**WHAT YOU NEED TO DO:**
In the listing below, identify each line with the word "title" and return those lines.

▼▼▼

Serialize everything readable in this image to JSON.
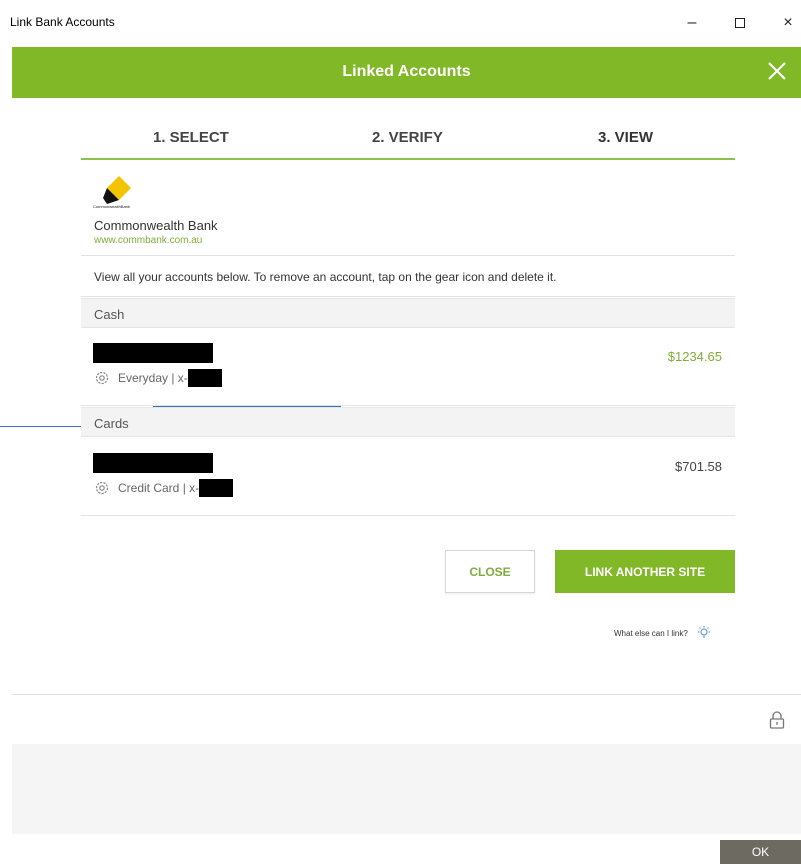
{
  "window": {
    "title": "Link Bank Accounts",
    "minimize_label": "–",
    "close_label": "×"
  },
  "header": {
    "title": "Linked Accounts"
  },
  "steps": [
    {
      "label": "1. SELECT"
    },
    {
      "label": "2. VERIFY"
    },
    {
      "label": "3. VIEW"
    }
  ],
  "bank": {
    "logo_caption": "CommonwealthBank",
    "name": "Commonwealth Bank",
    "url": "www.commbank.com.au"
  },
  "instructions": "View all your accounts below. To remove an account, tap on the gear icon and delete it.",
  "sections": [
    {
      "title": "Cash",
      "account": {
        "type": "Everyday | x-",
        "amount": "$1234.65"
      }
    },
    {
      "title": "Cards",
      "account": {
        "type": "Credit Card | x-",
        "amount": "$701.58"
      }
    }
  ],
  "buttons": {
    "close": "CLOSE",
    "link_another": "LINK ANOTHER SITE",
    "ok": "OK"
  },
  "help_text": "What else can I link?",
  "colors": {
    "brand_green": "#80b828",
    "link_green": "#7fae3a",
    "logo_yellow": "#f5c400"
  }
}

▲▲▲

**RESPONSE FOR THIS EXERCISE:**
    "title": "Link Bank Accounts",
    "title": "Linked Accounts"
      "title": "Cash",
      "title": "Cards",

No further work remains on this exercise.